  2. To be a waiter or waitress at:
  3. To remain or stay in expectation of; await:

Synonym Study

  • Forgo implies the denial to oneself of something, as for reasons of expediency or altruism I must forgo the pleasure of your company this evening
  • Abandon , in this connection, implies a complete and final relinquishment, as because of weariness, discouragement, etc. do not abandon hope
  • Relinquish implies a giving up of something desirable and connotes compulsion or the force of necessity we will not relinquish our advantage
  • Waive suggests a voluntary giving up by refraining from insisting on one's right or claim to something to waive a jury trial

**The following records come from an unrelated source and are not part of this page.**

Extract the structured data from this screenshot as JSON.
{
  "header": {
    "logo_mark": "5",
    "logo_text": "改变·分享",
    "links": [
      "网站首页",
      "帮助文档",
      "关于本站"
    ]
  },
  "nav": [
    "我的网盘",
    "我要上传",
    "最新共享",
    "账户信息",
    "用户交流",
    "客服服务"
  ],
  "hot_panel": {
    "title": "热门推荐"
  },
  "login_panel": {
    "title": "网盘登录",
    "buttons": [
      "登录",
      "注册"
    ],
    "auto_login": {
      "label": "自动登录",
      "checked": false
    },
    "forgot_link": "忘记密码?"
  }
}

Find another word for waive. In this page you can discover 48 synonyms, antonyms, idiomatic expressions, and related words for waive, like: quitclaim, forgo, abandon, relinquish, give up, surrender, disclaim, sign away, set-aside, put-aside and dismiss.